Example: Though he showed flashes of talent, the mercurial striker was never able to sustain his form.

Example: Her Mercurial sign supposedly gave her an energetic and outgoing streak, but she was really quite reserved.

Example: Because of Mercury’s dominion over commerce, some Roman merchants practiced mercurial rites to ensure good business.

Example: Broken mercurial thermometers pose serious health threats.

Example: Cinnabar is a mercurial commonly used in traditional Chinese medicine.


When mercurial first entered English in the late 1300s, it was used to signify relation to the planet Mercury. By the late 1500s, the word’s meaning had broadened to include its current senses of “lively” and “prone to rapid change,” both of which originally reflected the supposed astrological influence of the planet Mercury. Mercurial in English was borrowed from the Old French mercurial, which in turn was borrowed from the Latin mercurialis. The latter term comes from Mercurius, the Latin word for the god Mercury, after whom the planet Mercury is named and who embodied vivacity, eloquence, and changeability. The name of the deity, who was said to preside over trade, comes from the word merx, meaning “goods” or “merchandise.”

Derivative Words

Mercurially: This adverb of mercurial notes when an action is done in a sprightly or moody fashion or when an adjective is related to unpredictable changeability.

Example: The region’s weather changes are known for being mercurially rapid.

Example: She leaped mercurially onto the train, eager to begin her journey.

Mercuriality: Mercuriality indicates a lively or quickly changing nature.

Example: His mercuriality made him a lively conversation partner, but his friends found him difficult to deal with at times.

Mercurialness: This additional noun form of mercurial serves the same function as mercuriality, describing a state of animation or moodiness.

Example: Her mercurialness made her an engaging actress, as she could nimbly navigate the emotional landscape of her characters.

In Literature

From David Lovelace's Scattershot: My Bipolar Family:

Depression is a painfully slow, crashing death. Mania is the other extreme, a wild roller coaster run off its tracks, an eight ball of coke cut with speed. It’s fun and it’s frightening as hell. Some patients - bipolar type I - experience both extremes; other - bipolar type II - suffer depression almost exclusively. But the “mixed state,” the mercurial churning of both high and low, is the most dangerous, the most deadly. Suicide too often results from the impulsive nature and physical speed of psychotic mania coupled with depression’s paranoid self-loathing.

In this instructive passage on the hazards of living with bipolar disorder, Lovelace describes the terrifying oscillation between mania and depression that some bipolar disorder sufferers face. What make it so dangerous, he relates, are the unpredictable and drastic, or mercurial, swings between the two extremes that may result in a state of mind susceptible to suicide.

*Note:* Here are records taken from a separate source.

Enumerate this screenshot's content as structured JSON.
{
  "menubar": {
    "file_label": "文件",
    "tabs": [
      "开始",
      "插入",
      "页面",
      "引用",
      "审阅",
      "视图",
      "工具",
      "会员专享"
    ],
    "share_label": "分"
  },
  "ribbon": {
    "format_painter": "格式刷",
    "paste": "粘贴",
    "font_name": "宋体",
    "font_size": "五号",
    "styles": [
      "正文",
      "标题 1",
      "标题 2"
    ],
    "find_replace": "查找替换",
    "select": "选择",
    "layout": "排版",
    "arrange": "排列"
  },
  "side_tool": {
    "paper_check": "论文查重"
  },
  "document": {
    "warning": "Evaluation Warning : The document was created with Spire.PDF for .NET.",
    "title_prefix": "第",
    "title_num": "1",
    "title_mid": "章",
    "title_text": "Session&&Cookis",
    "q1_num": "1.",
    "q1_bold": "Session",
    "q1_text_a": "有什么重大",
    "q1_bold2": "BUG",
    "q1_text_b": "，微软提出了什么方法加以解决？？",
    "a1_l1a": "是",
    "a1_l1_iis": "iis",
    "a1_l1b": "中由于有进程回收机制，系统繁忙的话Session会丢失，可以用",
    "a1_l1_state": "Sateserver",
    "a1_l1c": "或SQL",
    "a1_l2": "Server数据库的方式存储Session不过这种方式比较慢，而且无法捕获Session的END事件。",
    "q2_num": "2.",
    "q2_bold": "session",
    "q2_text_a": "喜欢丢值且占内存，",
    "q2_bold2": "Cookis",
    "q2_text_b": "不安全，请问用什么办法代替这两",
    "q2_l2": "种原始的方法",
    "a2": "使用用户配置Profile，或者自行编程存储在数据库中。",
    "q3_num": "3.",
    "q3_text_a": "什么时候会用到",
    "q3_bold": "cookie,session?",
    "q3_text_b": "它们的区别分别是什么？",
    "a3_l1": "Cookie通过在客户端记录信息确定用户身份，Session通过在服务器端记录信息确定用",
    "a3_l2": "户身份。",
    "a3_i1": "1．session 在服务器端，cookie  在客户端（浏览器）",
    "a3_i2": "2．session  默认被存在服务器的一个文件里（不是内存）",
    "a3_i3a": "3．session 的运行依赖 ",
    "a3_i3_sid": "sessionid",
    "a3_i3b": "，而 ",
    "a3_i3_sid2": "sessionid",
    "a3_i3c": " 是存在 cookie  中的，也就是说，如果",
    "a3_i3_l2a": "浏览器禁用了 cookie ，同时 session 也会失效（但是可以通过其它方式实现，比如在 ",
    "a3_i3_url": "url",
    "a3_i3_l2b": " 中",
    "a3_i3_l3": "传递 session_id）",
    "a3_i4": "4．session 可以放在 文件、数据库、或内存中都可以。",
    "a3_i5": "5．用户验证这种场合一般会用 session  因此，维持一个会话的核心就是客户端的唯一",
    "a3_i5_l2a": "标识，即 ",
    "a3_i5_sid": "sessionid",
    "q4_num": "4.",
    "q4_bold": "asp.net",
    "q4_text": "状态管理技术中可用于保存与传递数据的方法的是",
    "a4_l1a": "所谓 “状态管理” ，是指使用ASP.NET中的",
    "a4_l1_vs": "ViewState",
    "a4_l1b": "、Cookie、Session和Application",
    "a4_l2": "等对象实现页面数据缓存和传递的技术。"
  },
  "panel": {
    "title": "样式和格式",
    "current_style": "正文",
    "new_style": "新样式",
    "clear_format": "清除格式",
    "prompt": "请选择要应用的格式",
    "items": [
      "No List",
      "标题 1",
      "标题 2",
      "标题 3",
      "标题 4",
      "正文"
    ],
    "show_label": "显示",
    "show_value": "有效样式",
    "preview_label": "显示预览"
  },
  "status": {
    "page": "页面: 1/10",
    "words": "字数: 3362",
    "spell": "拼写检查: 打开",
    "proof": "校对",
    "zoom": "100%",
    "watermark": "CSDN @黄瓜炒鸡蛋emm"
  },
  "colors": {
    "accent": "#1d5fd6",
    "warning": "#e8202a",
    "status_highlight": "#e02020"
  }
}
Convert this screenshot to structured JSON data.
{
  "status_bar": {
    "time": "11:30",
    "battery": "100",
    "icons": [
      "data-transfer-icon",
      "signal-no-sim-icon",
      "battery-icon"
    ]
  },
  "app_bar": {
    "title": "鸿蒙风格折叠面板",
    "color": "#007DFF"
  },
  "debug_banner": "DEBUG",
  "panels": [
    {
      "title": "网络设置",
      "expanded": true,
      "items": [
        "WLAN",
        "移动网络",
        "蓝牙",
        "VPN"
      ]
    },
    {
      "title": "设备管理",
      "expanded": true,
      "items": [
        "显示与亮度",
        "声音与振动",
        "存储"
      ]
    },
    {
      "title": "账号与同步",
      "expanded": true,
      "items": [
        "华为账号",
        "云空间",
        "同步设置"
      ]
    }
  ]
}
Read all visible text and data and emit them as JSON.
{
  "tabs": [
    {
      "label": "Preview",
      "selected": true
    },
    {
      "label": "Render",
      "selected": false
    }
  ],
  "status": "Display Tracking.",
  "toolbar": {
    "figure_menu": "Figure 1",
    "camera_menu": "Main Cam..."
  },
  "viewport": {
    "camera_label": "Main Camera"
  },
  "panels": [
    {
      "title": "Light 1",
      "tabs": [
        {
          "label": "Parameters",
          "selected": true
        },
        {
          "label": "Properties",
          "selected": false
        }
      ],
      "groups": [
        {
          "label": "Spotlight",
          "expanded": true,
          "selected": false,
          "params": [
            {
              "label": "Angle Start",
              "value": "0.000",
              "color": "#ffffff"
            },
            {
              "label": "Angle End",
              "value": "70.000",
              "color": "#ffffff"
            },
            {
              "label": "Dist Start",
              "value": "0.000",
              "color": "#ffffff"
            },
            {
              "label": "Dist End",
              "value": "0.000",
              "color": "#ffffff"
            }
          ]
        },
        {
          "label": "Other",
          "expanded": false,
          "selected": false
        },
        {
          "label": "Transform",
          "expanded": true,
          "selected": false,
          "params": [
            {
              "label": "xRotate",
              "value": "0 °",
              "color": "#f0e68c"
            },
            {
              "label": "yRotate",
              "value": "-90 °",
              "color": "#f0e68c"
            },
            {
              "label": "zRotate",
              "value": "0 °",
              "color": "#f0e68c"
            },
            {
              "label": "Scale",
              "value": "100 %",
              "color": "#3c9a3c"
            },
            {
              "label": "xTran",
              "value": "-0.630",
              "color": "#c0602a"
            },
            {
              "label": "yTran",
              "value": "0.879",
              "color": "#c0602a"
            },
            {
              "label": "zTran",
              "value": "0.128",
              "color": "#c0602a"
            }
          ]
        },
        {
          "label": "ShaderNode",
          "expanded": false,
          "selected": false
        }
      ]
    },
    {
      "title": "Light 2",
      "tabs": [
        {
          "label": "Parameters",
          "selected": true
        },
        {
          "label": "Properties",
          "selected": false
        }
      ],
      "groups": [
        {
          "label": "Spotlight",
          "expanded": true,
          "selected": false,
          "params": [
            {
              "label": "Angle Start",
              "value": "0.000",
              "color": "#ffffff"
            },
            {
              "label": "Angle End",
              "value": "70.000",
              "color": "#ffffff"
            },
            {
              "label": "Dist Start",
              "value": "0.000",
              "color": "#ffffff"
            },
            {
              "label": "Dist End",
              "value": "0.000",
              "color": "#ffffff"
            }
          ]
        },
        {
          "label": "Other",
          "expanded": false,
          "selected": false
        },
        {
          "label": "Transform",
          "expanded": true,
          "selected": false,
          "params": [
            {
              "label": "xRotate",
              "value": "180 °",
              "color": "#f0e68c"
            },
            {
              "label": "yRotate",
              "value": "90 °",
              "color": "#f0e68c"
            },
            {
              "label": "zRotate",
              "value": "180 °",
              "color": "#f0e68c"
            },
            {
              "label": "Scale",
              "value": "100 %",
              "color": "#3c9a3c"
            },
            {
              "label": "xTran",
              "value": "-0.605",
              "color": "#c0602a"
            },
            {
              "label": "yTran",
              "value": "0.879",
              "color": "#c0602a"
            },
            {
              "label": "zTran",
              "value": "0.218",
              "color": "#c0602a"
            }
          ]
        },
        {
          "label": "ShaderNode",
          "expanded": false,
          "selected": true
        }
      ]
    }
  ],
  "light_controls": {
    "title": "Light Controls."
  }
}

  • It’s hard to cure a mercurial person of their volatility!

  • A mercurial demeanor can’t curtail rising emotions.

  • A mercurial person’s mood moves around like a ball of mercury.


Myth, Religion, Astrology, Mood, Character, Emotion, Behavior, Mercury, Chemistry

Bring out the linguist in you! What is your own interpretation of mercurial. Did you use mercurial in a game? Provide an example sentence or a literary quote.